Dear Animal's Advice:

My owner is a prison warden holding me prisoner. I am a male cat and it is spring, I would really like to be outside now. There is so much to do outside. Why is my owner so cruel to keep me indoors, how can I escape?

Signed Jailcat

Dear Jailcat

It may seem to you that your owner is being mean by keeping you indoors, but your owner is actually doing you a favor, and is being a responsible cat owner. It is recommended by nearly every animal welfare group, including the SPCA, and humane society, that cats be kept indoors only and not allowed to roam freely even if laws allow it.

Cats who go outside face many risks. Being hit by a car is probably the most common risk, but cats who are outdoors are also at risk of being poisoned by neighbors (either intentionally, or accidentally). Cats who go outside are often taken and dumped in other parts of town because other people don't like them being out (pooping in the yard, spraying, meowing, digging). You are at risk for diseases from other cats, cat fights, and even other animals – depending where you live.

Cats who go outdoors are said to have much shorter lifespans, on average, than cats who are indoors only. On farms the average outdoor only cat only lives to one year of age (although certainly many live longer, most die while young). In most cities the average lifespan for a cat that goes outdoors is two years, cats who are kept indoors only often live well into their teens.

If you are not neutered this could also be a reason your owner has you confined indoors only. Male cats who are not neutered tend to roam further, and can get lost, as they look for female cats. They also tend to get into more fights and will “spray” to mark territory – which lots of people do not like. Cats who are not fixed (spayed or neutered) should not go outside at all.

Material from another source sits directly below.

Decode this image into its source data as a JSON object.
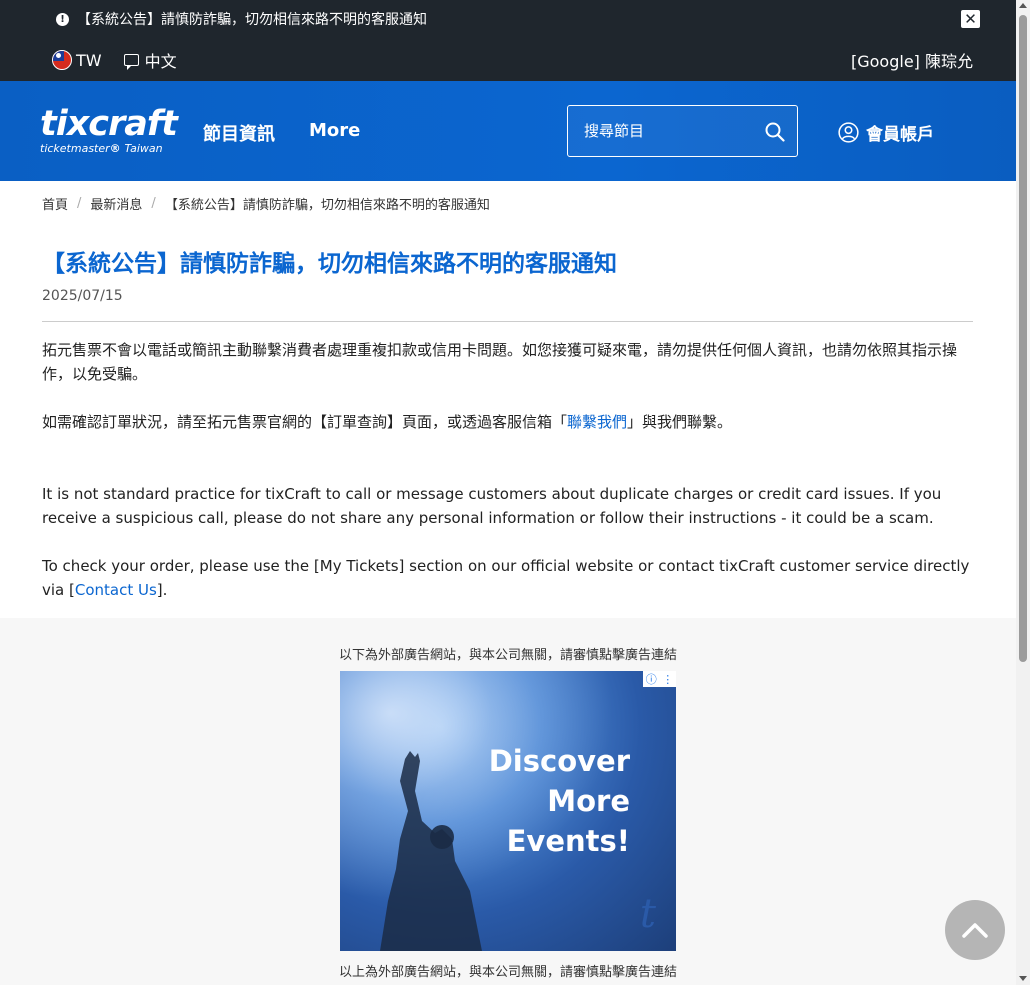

As well a cat who is not vaccinated should not go outside.  Cats who are declawed should not go outside either!   It is just too risky, what if you are attacked?  You cannot climb a tree.  Some declawed cats try to look tough by fighting back but that is a bad idea too as you have no weapons. 

What I am saying is that your owner is not being cruel, they are being responsible.

An other idea is a “catio” or cat enclosure. This would be an area that is built so you can go outside without leaving your owners property. Some people go so far as to put up a cat fence around their yard to contain their feline, or have it leash trained. Leash training a cat takes time and you should not be tied up outdoors or you could be at risk from cat thieves, wandering dogs, and so forth.